## EXERCISE INSTRUCTIONS
Read the data, and whenever a line holds the word "kodu", report that line.

─── INFORMATION ───

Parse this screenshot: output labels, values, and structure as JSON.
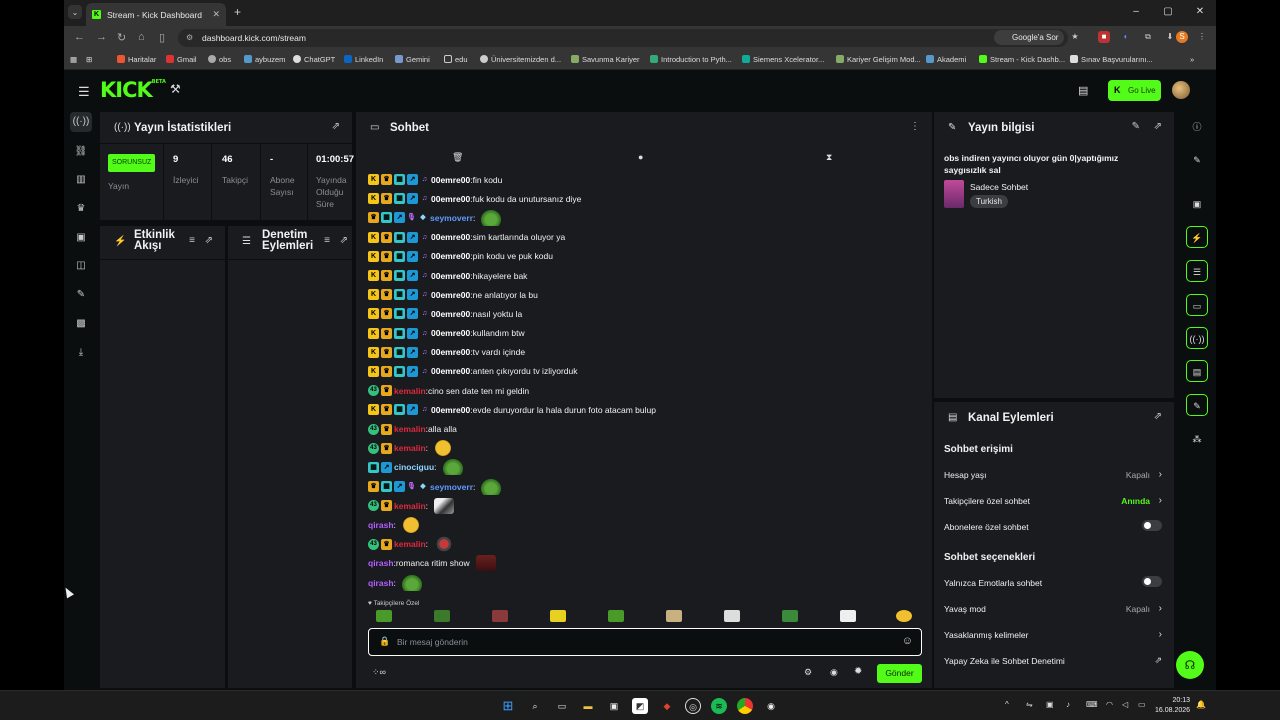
{
  "browser": {
    "tab_title": "Stream - Kick Dashboard",
    "url": "dashboard.kick.com/stream",
    "google_btn": "Google'a Sor",
    "bookmarks": [
      "Haritalar",
      "Gmail",
      "obs",
      "aybuzem",
      "ChatGPT",
      "LinkedIn",
      "Gemini",
      "edu",
      "Üniversitemizden d...",
      "Savunma Kariyer",
      "Introduction to Pyth...",
      "Siemens Xcelerator...",
      "Kariyer Gelişim Mod...",
      "Akademi",
      "Stream - Kick Dashb...",
      "Sınav Başvurularını..."
    ]
  },
  "header": {
    "logo": "KICK",
    "logo_sup": "BETA",
    "go_live": "Go Live"
  },
  "stats": {
    "title": "Yayın İstatistikleri",
    "badge": "SORUNSUZ",
    "badge_label": "Yayın",
    "viewers": "9",
    "viewers_label": "İzleyici",
    "followers": "46",
    "followers_label": "Takipçi",
    "subs": "-",
    "subs_label": "Abone Sayısı",
    "duration": "01:00:57",
    "duration_label": "Yayında Olduğu Süre"
  },
  "activity": {
    "title": "Etkinlik Akışı"
  },
  "moderation": {
    "title": "Denetim Eylemleri"
  },
  "chat": {
    "title": "Sohbet",
    "pinned_label": "Takipçilere Özel",
    "placeholder": "Bir mesaj gönderin",
    "send": "Gönder",
    "messages": [
      {
        "badges": [
          "k",
          "crown",
          "gift",
          "sub",
          "mus"
        ],
        "user": "00emre00",
        "color": "green",
        "text": "fin kodu"
      },
      {
        "badges": [
          "k",
          "crown",
          "gift",
          "sub",
          "mus"
        ],
        "user": "00emre00",
        "color": "green",
        "text": "fuk kodu da unutursanız diye"
      },
      {
        "badges": [
          "crown",
          "gift",
          "sub",
          "mic",
          "gem"
        ],
        "user": "seymoverr",
        "color": "blue",
        "text": "",
        "emote": "frog"
      },
      {
        "badges": [
          "k",
          "crown",
          "gift",
          "sub",
          "mus"
        ],
        "user": "00emre00",
        "color": "green",
        "text": "sim kartlarında oluyor ya"
      },
      {
        "badges": [
          "k",
          "crown",
          "gift",
          "sub",
          "mus"
        ],
        "user": "00emre00",
        "color": "green",
        "text": "pin kodu ve puk kodu"
      },
      {
        "badges": [
          "k",
          "crown",
          "gift",
          "sub",
          "mus"
        ],
        "user": "00emre00",
        "color": "green",
        "text": "hikayelere bak"
      },
      {
        "badges": [
          "k",
          "crown",
          "gift",
          "sub",
          "mus"
        ],
        "user": "00emre00",
        "color": "green",
        "text": "ne anlatıyor la bu"
      },
      {
        "badges": [
          "k",
          "crown",
          "gift",
          "sub",
          "mus"
        ],
        "user": "00emre00",
        "color": "green",
        "text": "nasıl yoktu la"
      },
      {
        "badges": [
          "k",
          "crown",
          "gift",
          "sub",
          "mus"
        ],
        "user": "00emre00",
        "color": "green",
        "text": "kullandım btw"
      },
      {
        "badges": [
          "k",
          "crown",
          "gift",
          "sub",
          "mus"
        ],
        "user": "00emre00",
        "color": "green",
        "text": "tv vardı içinde"
      },
      {
        "badges": [
          "k",
          "crown",
          "gift",
          "sub",
          "mus"
        ],
        "user": "00emre00",
        "color": "green",
        "text": "anten çıkıyordu tv izliyorduk"
      },
      {
        "badges": [
          "num",
          "crown"
        ],
        "user": "kemalin",
        "color": "red",
        "text": "cino sen date ten mi geldin"
      },
      {
        "badges": [
          "k",
          "crown",
          "gift",
          "sub",
          "mus"
        ],
        "user": "00emre00",
        "color": "green",
        "text": "evde duruyordur la hala durun foto atacam bulup"
      },
      {
        "badges": [
          "num",
          "crown"
        ],
        "user": "kemalin",
        "color": "red",
        "text": "alla alla"
      },
      {
        "badges": [
          "num",
          "crown"
        ],
        "user": "kemalin",
        "color": "red",
        "text": "",
        "emote": "smile"
      },
      {
        "badges": [
          "gift",
          "sub"
        ],
        "user": "cinociguu",
        "color": "cyan",
        "text": "",
        "emote": "frog"
      },
      {
        "badges": [
          "crown",
          "gift",
          "sub",
          "mic",
          "gem"
        ],
        "user": "seymoverr",
        "color": "blue",
        "text": "",
        "emote": "frog"
      },
      {
        "badges": [
          "num",
          "crown"
        ],
        "user": "kemalin",
        "color": "red",
        "text": "",
        "emote": "pic"
      },
      {
        "badges": [],
        "user": "qirash",
        "color": "purple",
        "text": "",
        "emote": "smile"
      },
      {
        "badges": [
          "num",
          "crown"
        ],
        "user": "kemalin",
        "color": "red",
        "text": "",
        "emote": "spider"
      },
      {
        "badges": [],
        "user": "qirash",
        "color": "purple",
        "text": "romanca ritim show",
        "emote": "dark"
      },
      {
        "badges": [],
        "user": "qirash",
        "color": "purple",
        "text": "",
        "emote": "frog"
      }
    ]
  },
  "stream_info": {
    "title": "Yayın bilgisi",
    "stream_title": "obs indiren yayıncı oluyor gün 0|yaptığımız saygısızlık sal",
    "category": "Sadece Sohbet",
    "language": "Turkish"
  },
  "channel_actions": {
    "title": "Kanal Eylemleri",
    "chat_access": "Sohbet erişimi",
    "account_age": "Hesap yaşı",
    "account_age_val": "Kapalı",
    "followers_only": "Takipçilere özel sohbet",
    "followers_only_val": "Anında",
    "subs_only": "Abonelere özel sohbet",
    "chat_options": "Sohbet seçenekleri",
    "emotes_only": "Yalnızca Emotlarla sohbet",
    "slow_mode": "Yavaş mod",
    "slow_mode_val": "Kapalı",
    "banned_words": "Yasaklanmış kelimeler",
    "ai_moderation": "Yapay Zeka ile Sohbet Denetimi"
  },
  "taskbar": {
    "time": "20:13",
    "date": "16.08.2026"
  },
  "colors": {
    "accent": "#53fc18",
    "panel": "#191b1f",
    "bg": "#0b0e0f"
  }
}
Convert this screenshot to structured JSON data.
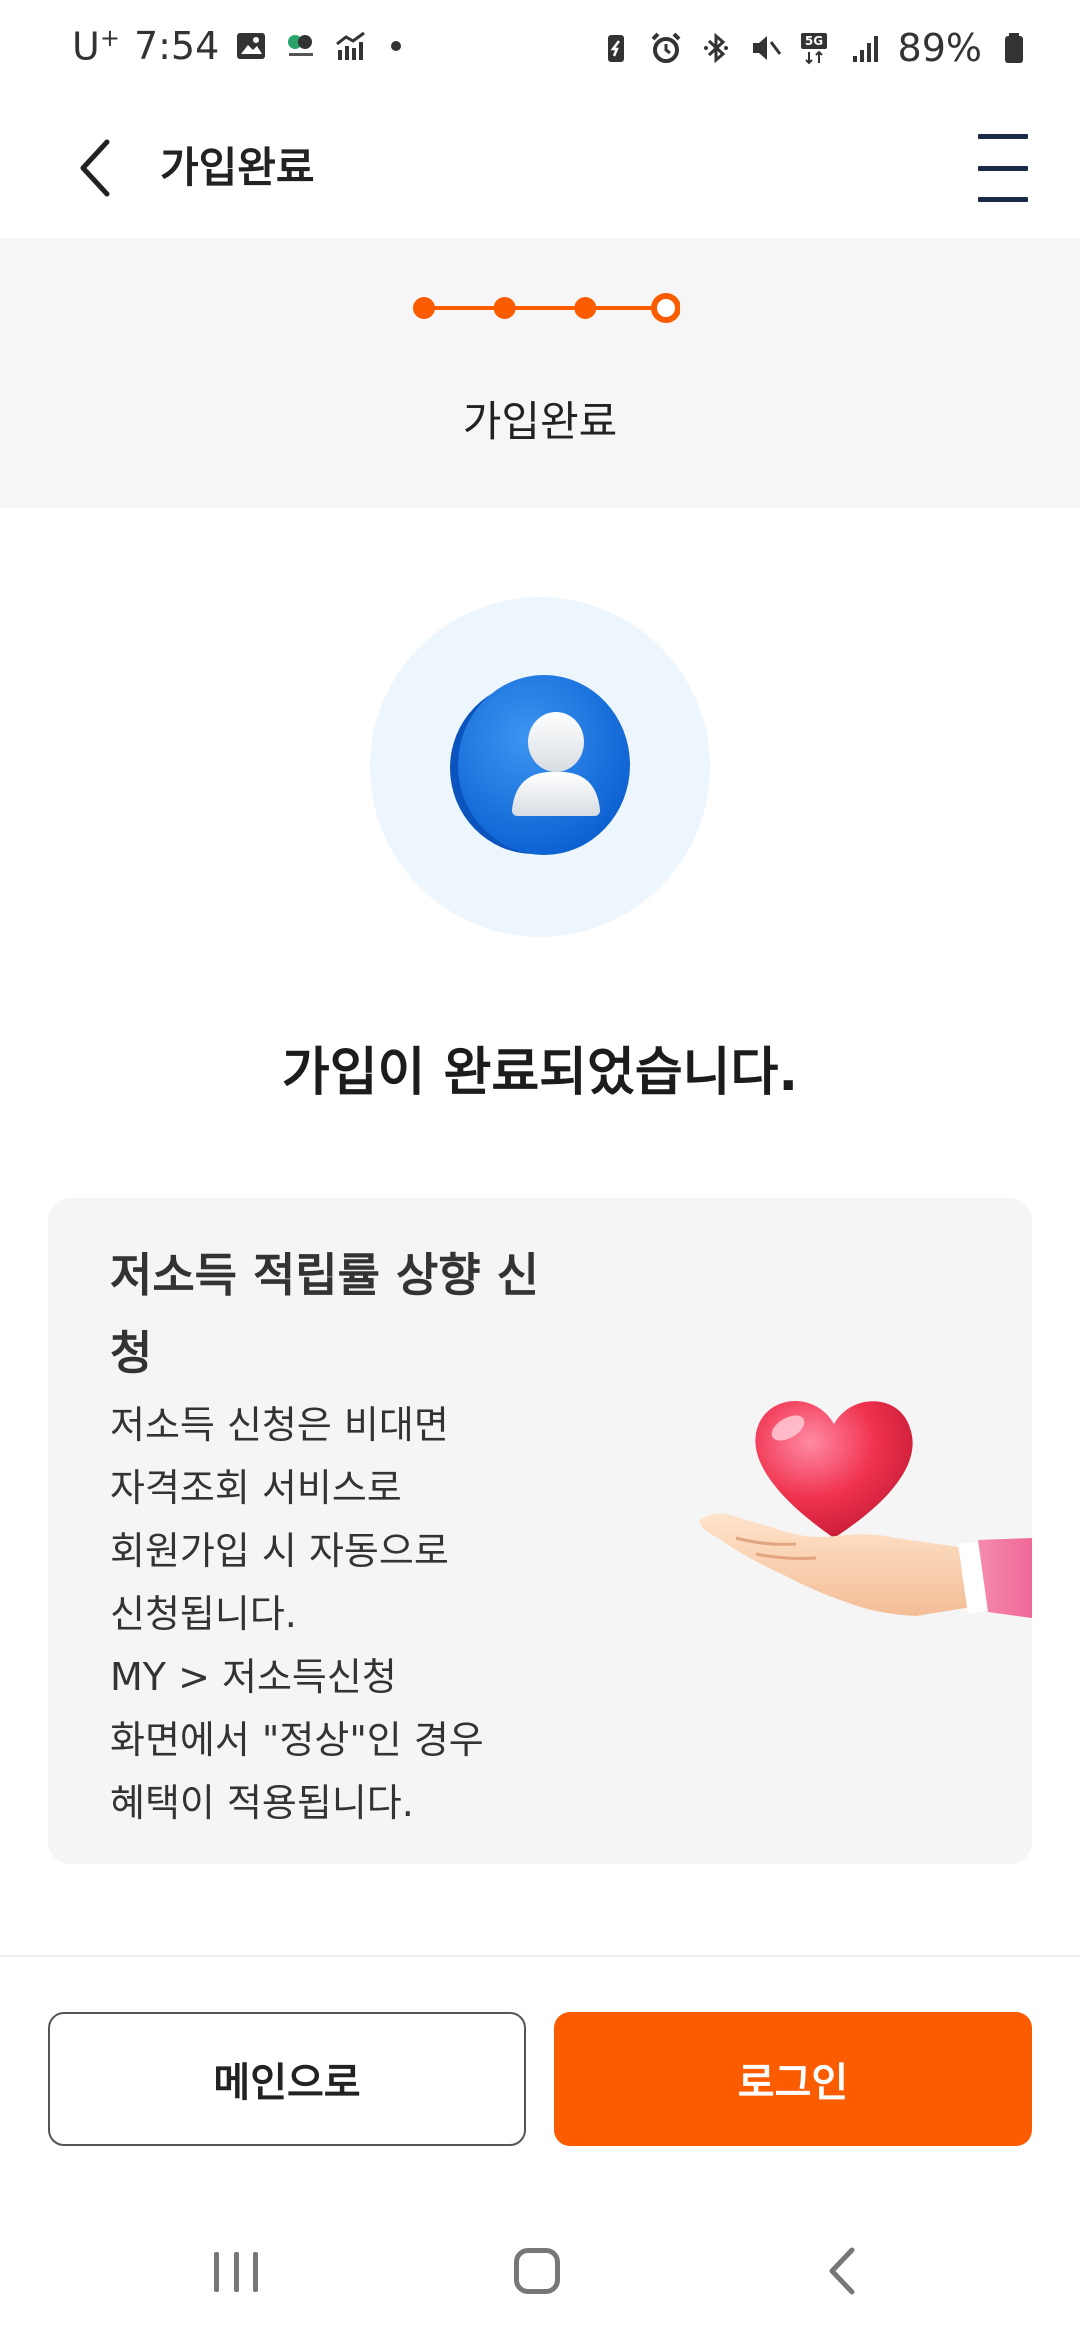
{
  "status_bar": {
    "carrier": "U",
    "carrier_sup": "+",
    "time": "7:54",
    "battery": "89%",
    "network": "5G"
  },
  "header": {
    "title": "가입완료"
  },
  "progress": {
    "total_steps": 4,
    "current_step": 4,
    "step_title": "가입완료",
    "accent_color": "#fb5c00"
  },
  "hero": {
    "message": "가입이 완료되었습니다."
  },
  "card": {
    "title": "저소득 적립률 상향 신청",
    "body_lines": [
      "저소득 신청은 비대면",
      "자격조회 서비스로",
      "회원가입 시 자동으로",
      "신청됩니다.",
      "MY > 저소득신청",
      "화면에서 \"정상\"인 경우",
      "혜택이 적용됩니다."
    ]
  },
  "buttons": {
    "main_label": "메인으로",
    "login_label": "로그인"
  },
  "icons": {
    "back": "chevron-left-icon",
    "menu": "hamburger-menu-icon",
    "user": "user-avatar-icon",
    "illustration": "heart-in-hand-icon"
  }
}
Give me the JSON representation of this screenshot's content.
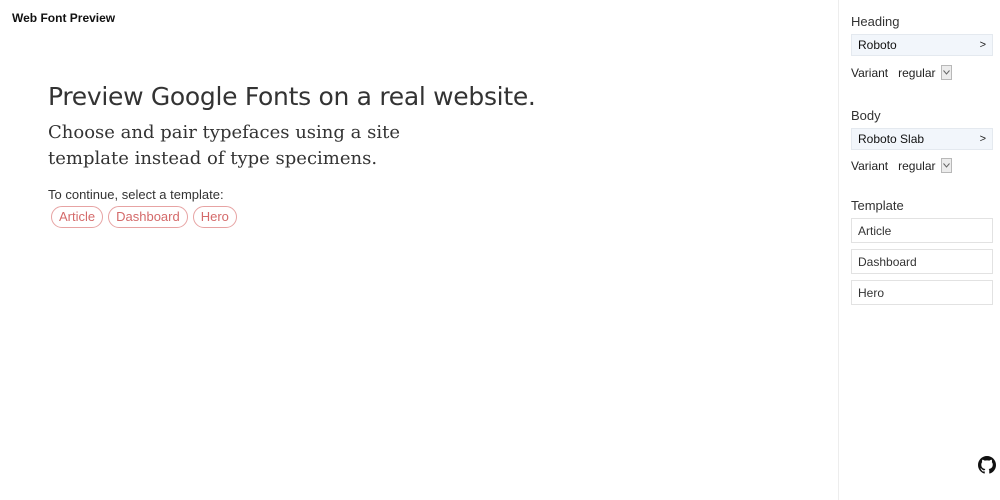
{
  "header": {
    "brand": "Web Font Preview"
  },
  "main": {
    "title": "Preview Google Fonts on a real website.",
    "subtitle": "Choose and pair typefaces using a site template instead of type specimens.",
    "prompt": "To continue, select a template:",
    "template_chips": [
      "Article",
      "Dashboard",
      "Hero"
    ]
  },
  "sidebar": {
    "heading": {
      "label": "Heading",
      "font": "Roboto",
      "arrow": ">",
      "variant_label": "Variant",
      "variant_value": "regular"
    },
    "body": {
      "label": "Body",
      "font": "Roboto Slab",
      "arrow": ">",
      "variant_label": "Variant",
      "variant_value": "regular"
    },
    "template": {
      "label": "Template",
      "items": [
        "Article",
        "Dashboard",
        "Hero"
      ]
    }
  },
  "icons": {
    "github": "github-icon"
  },
  "colors": {
    "chip_text": "#d46a6a",
    "chip_border": "#e7a3a3",
    "picker_bg": "#f2f6fb",
    "divider": "#ededed"
  }
}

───

## OUTPUT
        "text": "fin kodu"
        "text": "fuk kodu da unutursanız diye"
        "text": "pin kodu ve puk kodu"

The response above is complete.